__ASSIGNED TASK__
The required lines are those that contain "best"; pull them out of the data and copy them.

DATA TO EXAMINE: Begin

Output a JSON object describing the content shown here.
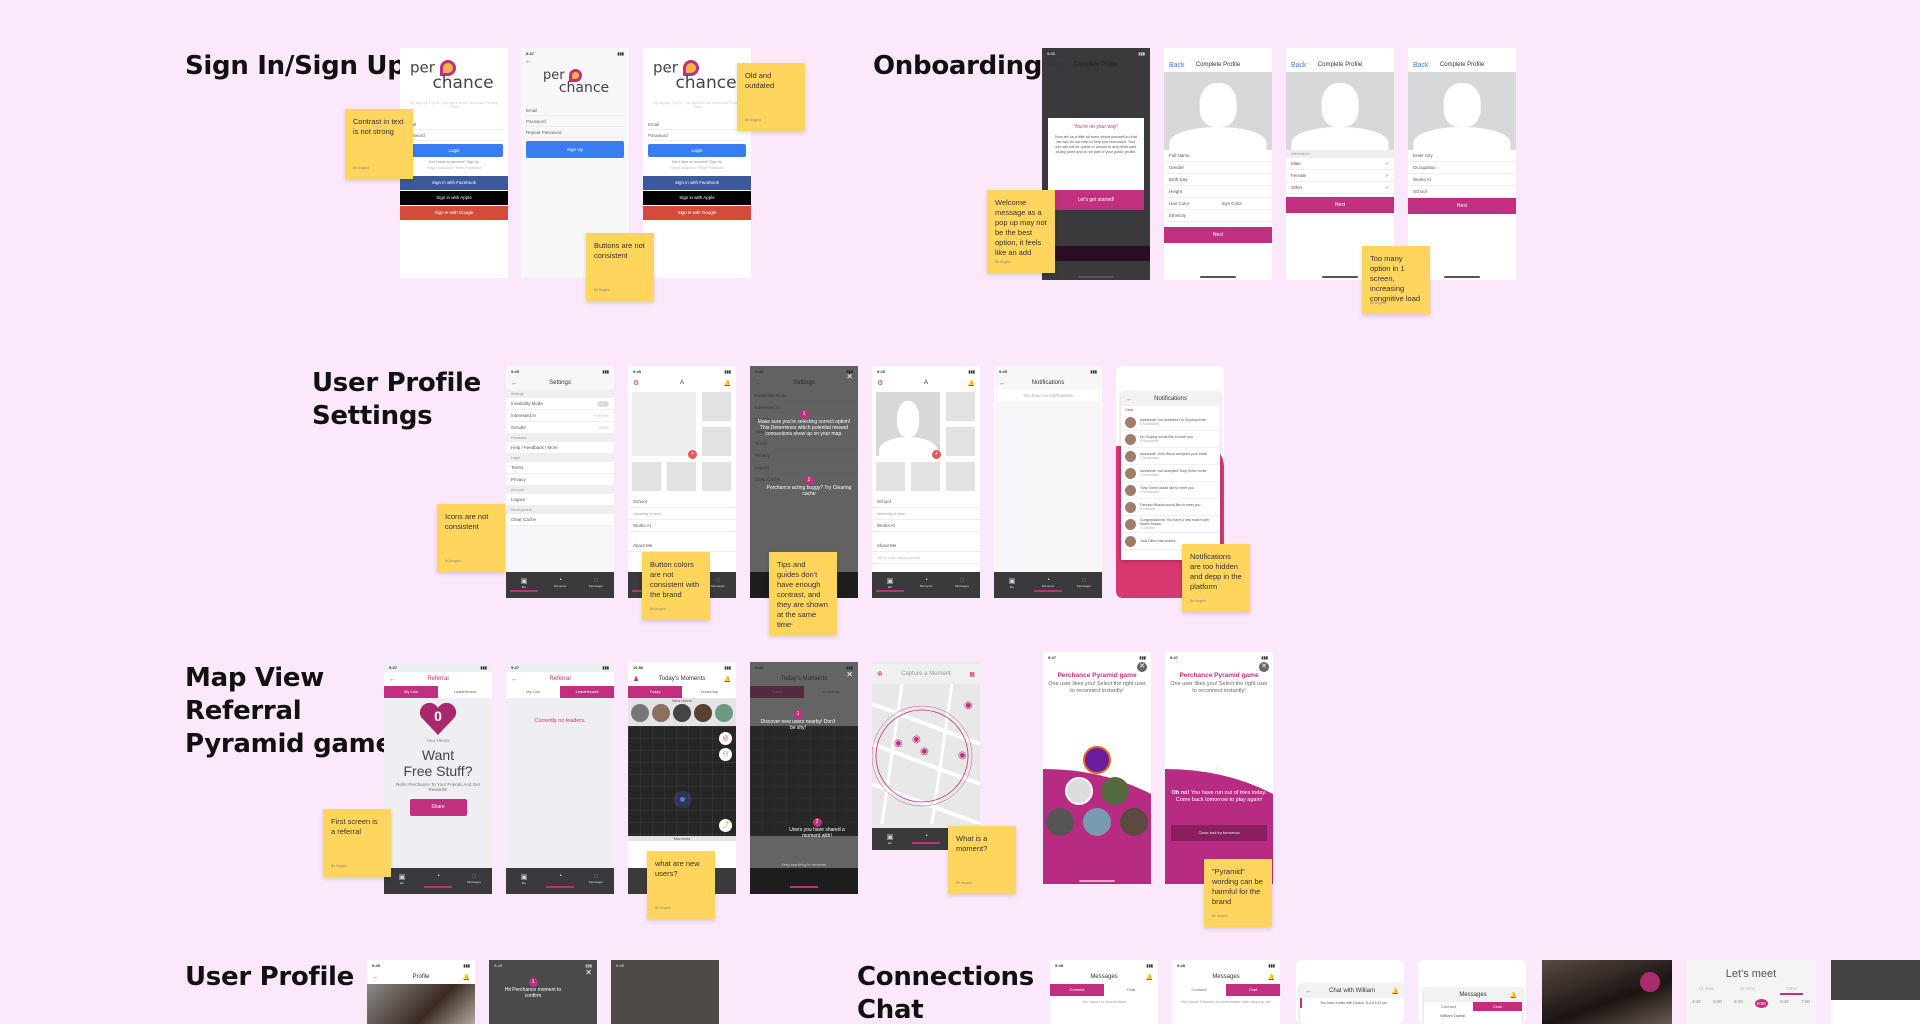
{
  "sections": {
    "signin": "Sign In/Sign Up",
    "onboarding": "Onboarding",
    "settings_line1": "User Profile",
    "settings_line2": "Settings",
    "map_line1": "Map View",
    "map_line2": "Referral",
    "map_line3": "Pyramid game",
    "profile": "User Profile",
    "chat_line1": "Connections",
    "chat_line2": "Chat"
  },
  "brand": {
    "logo_top": "per",
    "logo_bottom": "chance",
    "primary_color": "#c0307e",
    "login_blue": "#3b7cf2",
    "sticky_color": "#ffd55e",
    "canvas_bg": "#fce8fb"
  },
  "sticky_notes": [
    {
      "text": "Contrast in text is not strong",
      "author": "Bri Angelo"
    },
    {
      "text": "Buttons are not consistent",
      "author": "Bri Angelo"
    },
    {
      "text": "Old and outdated",
      "author": "Bri Angelo"
    },
    {
      "text": "Welcome message as a pop up may not be the best option, it feels like an add",
      "author": "Bri Angelo"
    },
    {
      "text": "Too many option in 1 screen, increasing congnitive load",
      "author": "Bri Angelo"
    },
    {
      "text": "Icons are not consistent",
      "author": "Bri Angelo"
    },
    {
      "text": "Button colors are not consistent with the brand",
      "author": "Bri Angelo"
    },
    {
      "text": "Tips and guides don't have enough contrast, and they are shown at the same time",
      "author": "Bri Angelo"
    },
    {
      "text": "Notifications are too hidden and depp in the platform",
      "author": "Bri Angelo"
    },
    {
      "text": "First screen is a referral",
      "author": "Bri Angelo"
    },
    {
      "text": "what are new users?",
      "author": "Bri Angelo"
    },
    {
      "text": "What is a moment?",
      "author": "Bri Angelo"
    },
    {
      "text": "\"Pyramid\" wording can be harmful for the brand",
      "author": "Bri Angelo"
    }
  ],
  "signin_screens": {
    "terms": "By tapping \"Log In\", you agree to our Terms and Privacy Policy",
    "email": "Email",
    "password": "Password",
    "repeat_password": "Repeat Password",
    "login": "Login",
    "signup": "Sign Up",
    "no_account": "Don't have an account? Sign Up",
    "forgot": "Forgot password? Reset Password",
    "facebook": "Sign in with Facebook",
    "apple": "Sign in with Apple",
    "google": "Sign in with Google",
    "time": "8:37"
  },
  "onboarding_screens": {
    "time": "9:38",
    "back": "Back",
    "title": "Complete Profile",
    "popup_title": "You're on your way!",
    "popup_body": "Now tell us a little bit more about yourself so that we can do our best to help you reconnect. Your info will not be public or shown to any other user at any point and is not part of your public profile.",
    "popup_cta": "Let's get started!",
    "fields_a": [
      "Full Name",
      "Gender",
      "Birth Day",
      "Height",
      "Hair Color",
      "Ethnicity"
    ],
    "eye_color": "Eye Color",
    "interested_in": "Interested in",
    "options": [
      "Male",
      "Female",
      "Other"
    ],
    "fields_c": [
      "Enter City",
      "Occupation",
      "Works At",
      "School"
    ],
    "next": "Next"
  },
  "settings_screens": {
    "time": "9:45",
    "title": "Settings",
    "groups": {
      "settings": "Settings",
      "feedback": "Feedback",
      "legal": "Legal",
      "account": "Account",
      "development": "Development"
    },
    "rows": {
      "invisibility": "Invisibility Mode",
      "interested": "Interested In",
      "interested_val": "Female",
      "gender": "Gender",
      "gender_val": "Male",
      "help": "Help / Feedback / More",
      "terms": "Terms",
      "privacy": "Privacy",
      "logout": "Logout",
      "clear_cache": "Clear Cache"
    },
    "profile_initial": "A",
    "school": "School",
    "school_val": "University of Iowa",
    "works_at": "Works At",
    "about_me": "About Me",
    "about_placeholder": "Tell us a little about yourself",
    "tip1": "Make sure you're selecting correct option! This Determines which potential missed connections show up on your map.",
    "tip2": "Perchance acting buggy? Try Clearing cache",
    "notifications_title": "Notifications",
    "no_notifications": "You have no notifications",
    "older": "Older",
    "notifications": [
      {
        "text": "Awesome! You accepted Hu Guiying invite.",
        "date": "5 November"
      },
      {
        "text": "Hu Guiying would like to meet you.",
        "date": "5 November"
      },
      {
        "text": "Awesome! John Wood accepted your invite.",
        "date": "1 November"
      },
      {
        "text": "Awesome! You accepted Tony Green invite.",
        "date": "1 November"
      },
      {
        "text": "Tony Green would like to meet you.",
        "date": "1 November"
      },
      {
        "text": "Farhaan Bhaiya would like to meet you.",
        "date": "8 October"
      },
      {
        "text": "Congratulations! You have a new match with Martin Abasto",
        "date": "3 October"
      },
      {
        "text": "Jack Dillon has shared...",
        "date": ""
      }
    ],
    "tabs": [
      "Me",
      "Moments",
      "Messages"
    ]
  },
  "map_screens": {
    "referral_title": "Referral",
    "my_link": "My Link",
    "leaderboard": "Leaderboard",
    "hearts_count": "0",
    "your_hearts": "Your Hearts",
    "want": "Want",
    "free_stuff": "Free Stuff?",
    "refer_text": "Refer Perchance To Your Friends And Get Rewards!",
    "share": "Share",
    "no_leaders": "Currently no leaders.",
    "moments_title": "Today's Moments",
    "today": "Today",
    "yesterday": "Yesterday",
    "new_users": "New Users",
    "moments": "Moments",
    "tip_new_users": "Discover new users nearby! Don't be shy!",
    "tip_shared": "Users you have shared a moment with!",
    "keep_searching": "Keep searching for moments",
    "capture_title": "Capture a Moment",
    "pyramid_title": "Perchance Pyramid game",
    "pyramid_sub": "One user likes you! Select the right user to reconnect instantly!",
    "oh_no": "Oh no!",
    "out_of_tries": "You have run out of tries today. Come back tomorrow to play again!",
    "close_try": "Close and try tomorrow",
    "time1": "9:47",
    "time2": "10:50"
  },
  "profile_screens": {
    "title": "Profile",
    "tip": "Hit Perchance moment to confirm",
    "time": "9:45"
  },
  "chat_screens": {
    "messages": "Messages",
    "connect": "Connect",
    "chat": "Chat",
    "no_connections": "You have no connections",
    "no_conversation": "You haven't started a conversation with anyone yet.",
    "chat_with": "Chat with William",
    "date_msg": "You have a date with Dina in 11/18 4:12 pm",
    "contact": "William Dwedi",
    "lets_meet": "Let's meet",
    "durations": [
      "15 mins",
      "30 mins",
      "Other"
    ],
    "times": [
      "4:30",
      "5:00",
      "5:30",
      "6:00",
      "6:30",
      "7:00"
    ],
    "time": "9:48"
  }
}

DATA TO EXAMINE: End

__TASK ANSWER__
      "text": "Welcome message as a pop up may not be the best option, it feels like an add",
    "popup_body": "Now tell us a little bit more about yourself so that we can do our best to help you reconnect. Your info will not be public or shown to any other user at any point and is not part of your public profile.",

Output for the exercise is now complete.